### Exercise
Quote the entries in full, character for character, without their images.

* * * * *

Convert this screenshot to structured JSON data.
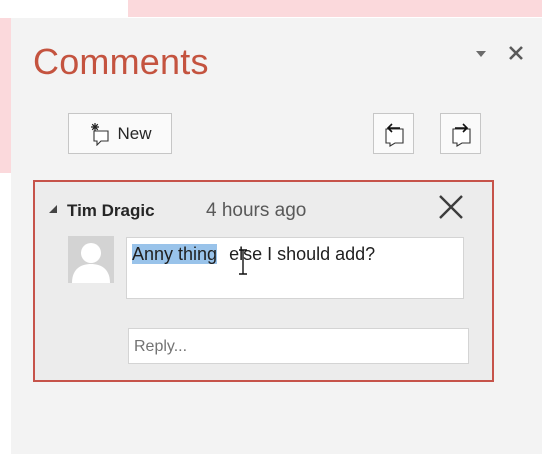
{
  "pane": {
    "title": "Comments",
    "new_label": "New"
  },
  "comment": {
    "author": "Tim Dragic",
    "time": "4 hours ago",
    "text_selected": "Anny thing",
    "text_rest": "else I should add?",
    "reply_placeholder": "Reply..."
  },
  "colors": {
    "accent": "#c6534a",
    "title": "#c4533f",
    "selection": "#99c3ea",
    "slide_background": "#fbd9dc"
  },
  "icons": {
    "pane_options": "triangle-down-icon",
    "pane_close": "close-icon",
    "new_comment": "new-comment-icon",
    "previous": "previous-comment-icon",
    "next": "next-comment-icon",
    "delete": "delete-x-icon",
    "collapse": "collapse-triangle-icon",
    "avatar": "user-avatar-icon",
    "cursor": "text-cursor-icon"
  }
}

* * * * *

### Result
Convert this screenshot to structured JSON data.
{
  "pane": {
    "title": "Comments",
    "new_label": "New"
  },
  "comment": {
    "author": "Tim Dragic",
    "time": "4 hours ago",
    "text_selected": "Anny thing",
    "text_rest": "else I should add?",
    "reply_placeholder": "Reply..."
  },
  "colors": {
    "accent": "#c6534a",
    "title": "#c4533f",
    "selection": "#99c3ea",
    "slide_background": "#fbd9dc"
  },
  "icons": {
    "pane_options": "triangle-down-icon",
    "pane_close": "close-icon",
    "new_comment": "new-comment-icon",
    "previous": "previous-comment-icon",
    "next": "next-comment-icon",
    "delete": "delete-x-icon",
    "collapse": "collapse-triangle-icon",
    "avatar": "user-avatar-icon",
    "cursor": "text-cursor-icon"
  }
}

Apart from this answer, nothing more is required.